Delta Airlines tried just about everything to help flyers reach their goals of elite Medallion status in the SkyMiles loyalty program this year, but in the end, it was the Delta variant that won out.
Despite allowing tickets booked with miles to count, and a variety of other promotions, Delta clearly feels like there was more to lose, than gain, by letting accounts fall by the wayside, and everything from status to vouchers and credit card perks will extend out for another year.
Delta Extends Medallion Status
Anyone presently holding Medallion status in the Delta SkyMiles program, whether Silver, Gold, Platinum or Diamond, will automatically have their frequent flyer status extended until January 31st, 2023. Upgrade certificates will be extended automatically to the same date.
Delta was among the most aggressive, or generous, of all global airlines in trying to give SkyMiles members ways to maintain status this year, but in the end, travel did not rebound as hoped, at least with frequent travelers.
Delta Airlines still has an ongoing promotion where flights qualify for status faster, and flights booked with points count too, so if you’re looking to move up the tiers, there’s no reason not to do so.
Interesting Enticement To Get More Delta Upgrades
Delta could’ve just dismissed complaints that there’s no point in bothering to maintain status in the interim, but they were impressively smarter than that.
To entice people to maintain status organically, anyone who qualifies on their own in 2021 for Medallion status will have priority over other members of the same elite tier, who did not.

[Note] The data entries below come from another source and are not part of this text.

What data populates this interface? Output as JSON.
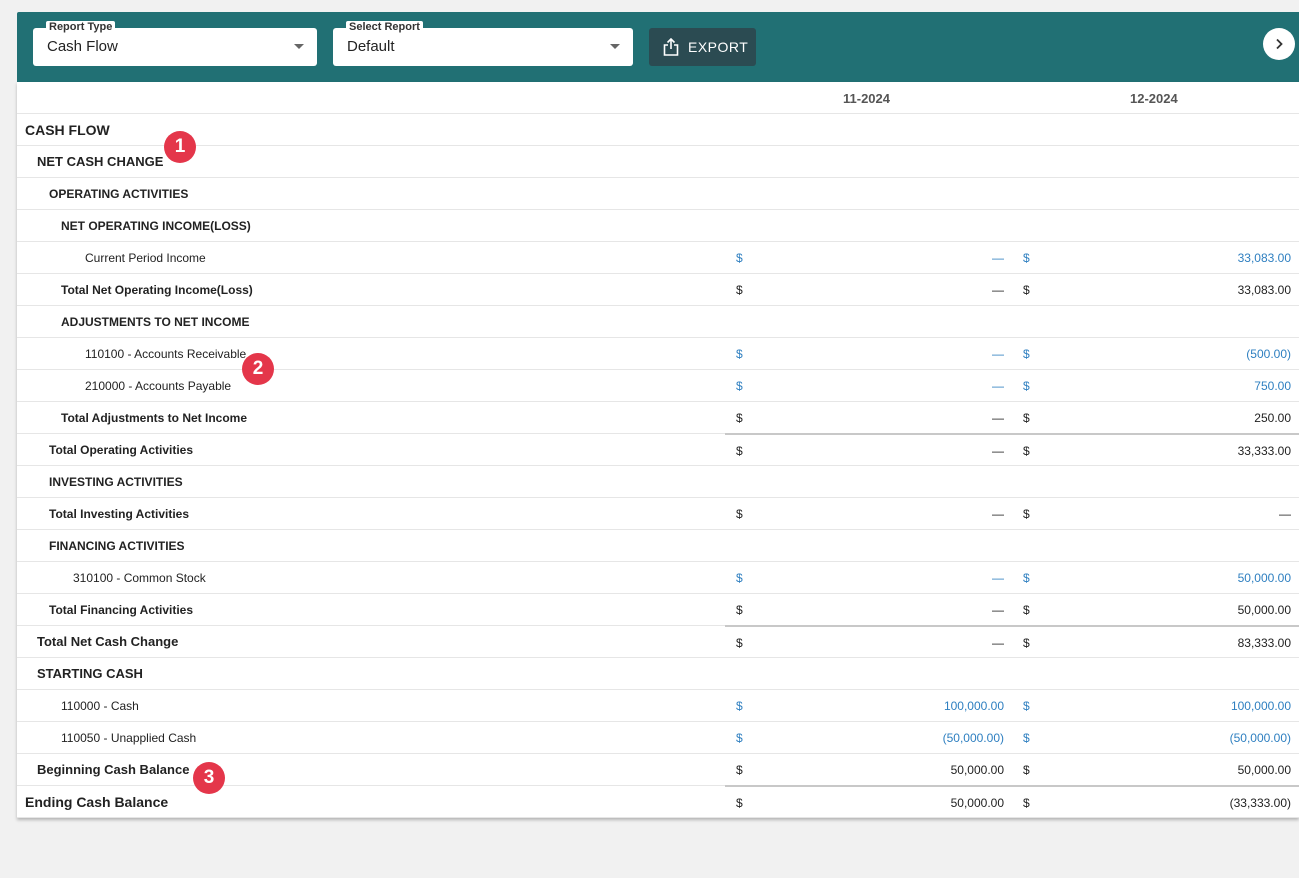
{
  "toolbar": {
    "report_type": {
      "label": "Report Type",
      "value": "Cash Flow"
    },
    "select_report": {
      "label": "Select Report",
      "value": "Default"
    },
    "export_label": "EXPORT"
  },
  "columns": [
    "11-2024",
    "12-2024"
  ],
  "rows": [
    {
      "label": "CASH FLOW",
      "style": "xl-bold",
      "indent": 0
    },
    {
      "label": "NET CASH CHANGE",
      "style": "big-bold",
      "indent": 1
    },
    {
      "label": "OPERATING ACTIVITIES",
      "style": "bold",
      "indent": 2
    },
    {
      "label": "NET OPERATING INCOME(LOSS)",
      "style": "bold",
      "indent": 3
    },
    {
      "label": "Current Period Income",
      "style": "normal",
      "indent": 5,
      "link": true,
      "values": [
        "—",
        "33,083.00"
      ]
    },
    {
      "label": "Total Net Operating Income(Loss)",
      "style": "bold",
      "indent": 3,
      "values": [
        "—",
        "33,083.00"
      ]
    },
    {
      "label": "ADJUSTMENTS TO NET INCOME",
      "style": "bold",
      "indent": 3
    },
    {
      "label": "110100 - Accounts Receivable",
      "style": "normal",
      "indent": 5,
      "link": true,
      "values": [
        "—",
        "(500.00)"
      ]
    },
    {
      "label": "210000 - Accounts Payable",
      "style": "normal",
      "indent": 5,
      "link": true,
      "values": [
        "—",
        "750.00"
      ]
    },
    {
      "label": "Total Adjustments to Net Income",
      "style": "bold",
      "indent": 3,
      "values": [
        "—",
        "250.00"
      ]
    },
    {
      "label": "Total Operating Activities",
      "style": "bold",
      "indent": 2,
      "values": [
        "—",
        "33,333.00"
      ],
      "rule": true
    },
    {
      "label": "INVESTING ACTIVITIES",
      "style": "bold",
      "indent": 2
    },
    {
      "label": "Total Investing Activities",
      "style": "bold",
      "indent": 2,
      "values": [
        "—",
        "—"
      ]
    },
    {
      "label": "FINANCING ACTIVITIES",
      "style": "bold",
      "indent": 2
    },
    {
      "label": "310100 - Common Stock",
      "style": "normal",
      "indent": 4,
      "link": true,
      "values": [
        "—",
        "50,000.00"
      ]
    },
    {
      "label": "Total Financing Activities",
      "style": "bold",
      "indent": 2,
      "values": [
        "—",
        "50,000.00"
      ]
    },
    {
      "label": "Total Net Cash Change",
      "style": "big-bold",
      "indent": 1,
      "values": [
        "—",
        "83,333.00"
      ],
      "rule": true
    },
    {
      "label": "STARTING CASH",
      "style": "big-bold",
      "indent": 1
    },
    {
      "label": "110000 - Cash",
      "style": "normal",
      "indent": 3,
      "link": true,
      "values": [
        "100,000.00",
        "100,000.00"
      ]
    },
    {
      "label": "110050 - Unapplied Cash",
      "style": "normal",
      "indent": 3,
      "link": true,
      "values": [
        "(50,000.00)",
        "(50,000.00)"
      ]
    },
    {
      "label": "Beginning Cash Balance",
      "style": "big-bold",
      "indent": 1,
      "values": [
        "50,000.00",
        "50,000.00"
      ]
    },
    {
      "label": "Ending Cash Balance",
      "style": "xl-bold",
      "indent": 0,
      "values": [
        "50,000.00",
        "(33,333.00)"
      ],
      "rule": true
    }
  ],
  "currency_symbol": "$",
  "badges": [
    "1",
    "2",
    "3"
  ],
  "colors": {
    "toolbar": "#217074",
    "export": "#2b4b52",
    "link": "#2e7fc0",
    "badge": "#e4364a"
  }
}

So if two Gold medallions with all other things being equal come head to head for one seat, the one who qualified before the other will get the seat.

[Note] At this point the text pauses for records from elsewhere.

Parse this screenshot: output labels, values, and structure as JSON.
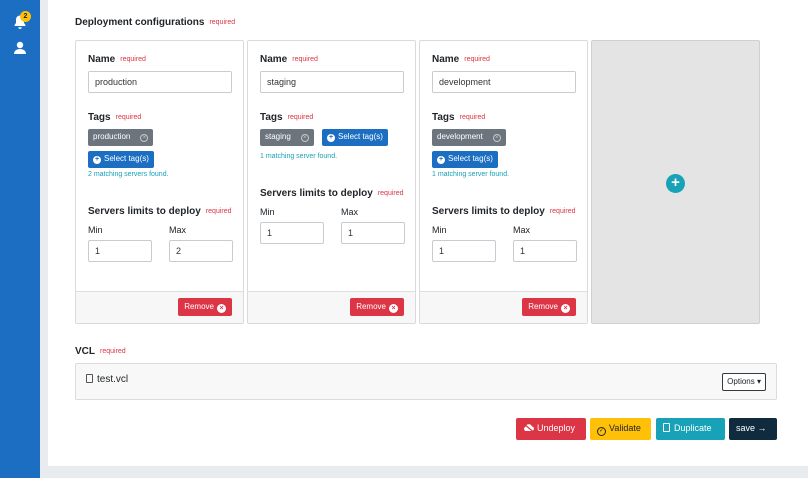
{
  "sidebar": {
    "notifications_count": "2"
  },
  "deployment": {
    "title": "Deployment configurations",
    "required": "required",
    "name_label": "Name",
    "tags_label": "Tags",
    "select_tags_label": "Select tag(s)",
    "limits_label": "Servers limits to deploy",
    "min_label": "Min",
    "max_label": "Max",
    "remove_label": "Remove",
    "cards": [
      {
        "name": "production",
        "tag": "production",
        "match": "2 matching servers found.",
        "min": "1",
        "max": "2"
      },
      {
        "name": "staging",
        "tag": "staging",
        "match": "1 matching server found.",
        "min": "1",
        "max": "1"
      },
      {
        "name": "development",
        "tag": "development",
        "match": "1 matching server found.",
        "min": "1",
        "max": "1"
      }
    ]
  },
  "vcl": {
    "title": "VCL",
    "required": "required",
    "file": "test.vcl",
    "options_label": "Options"
  },
  "actions": {
    "undeploy": "Undeploy",
    "validate": "Validate",
    "duplicate": "Duplicate",
    "save": "save"
  },
  "colors": {
    "primary": "#1b6ec2",
    "danger": "#dc3545",
    "warning": "#ffc107",
    "info": "#17a2b8",
    "dark": "#0f2b3d"
  }
}
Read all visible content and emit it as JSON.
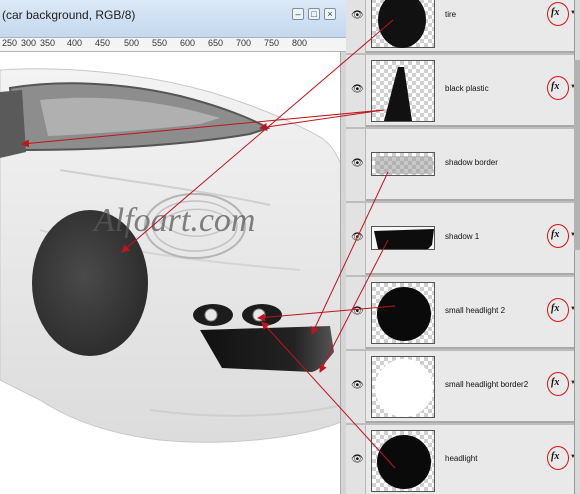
{
  "window": {
    "title": "(car background, RGB/8)",
    "minimize_glyph": "–",
    "maximize_glyph": "□",
    "close_glyph": "×"
  },
  "ruler": {
    "labels": [
      "250",
      "300",
      "350",
      "400",
      "450",
      "500",
      "550",
      "600",
      "650",
      "700",
      "750",
      "800"
    ]
  },
  "canvas": {
    "watermark": "Alfoart.com"
  },
  "layers": [
    {
      "name": "tire",
      "thumb": "tire",
      "fx": "fx"
    },
    {
      "name": "black plastic",
      "thumb": "plastic",
      "fx": "fx"
    },
    {
      "name": "shadow border",
      "thumb": "shadow-border",
      "fx": ""
    },
    {
      "name": "shadow 1",
      "thumb": "shadow1",
      "fx": "fx"
    },
    {
      "name": "small headlight 2",
      "thumb": "circle",
      "fx": "fx"
    },
    {
      "name": "small headlight border2",
      "thumb": "white-circle",
      "fx": "fx"
    },
    {
      "name": "headlight",
      "thumb": "circle",
      "fx": "fx"
    }
  ],
  "icons": {
    "eye": "eye-icon",
    "fx": "fx-icon"
  },
  "colors": {
    "arrow": "#c0141c",
    "fx_ring": "#dd1111",
    "titlebar": "#c4d8ee"
  }
}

This is a fantastic way to incentivize people not to give up on the dream, or to reach for a new tier, despite ongoing restrictions and headaches. Delta also sends a clear note to flyers that it’s hellbent on keeping them, in a time when many are questioning loyalty all together.
Time For Other Airlines To Follow?
The US was broadly more open to travel than most countries during the pandemic. US travelers were never forbidden from traveling internationally, even as select bans from the EU and UK remained in force for non residents, citizens or visa holders.
Travel to “easy” destinations including Mexico, Hawaii and anywhere with a beach proved massively popular, and to some extent, airlines couldn’t fly big enough planes to cope with the leisure travel demand.
But that’s not business travel, and most people who hit top tier elite status and spend $25,000 plus a year on flights are traveling on at least a hybrid of business and leisure.
For loyalty programs in Europe or the UK, it’s hard to imagine that another elite status extension wouldn’t be in the works, and the same could be said for other US airlines. If US airlines have been dependable in any way over the last decade, it’s in their undying love to copy each other, and love of US government support.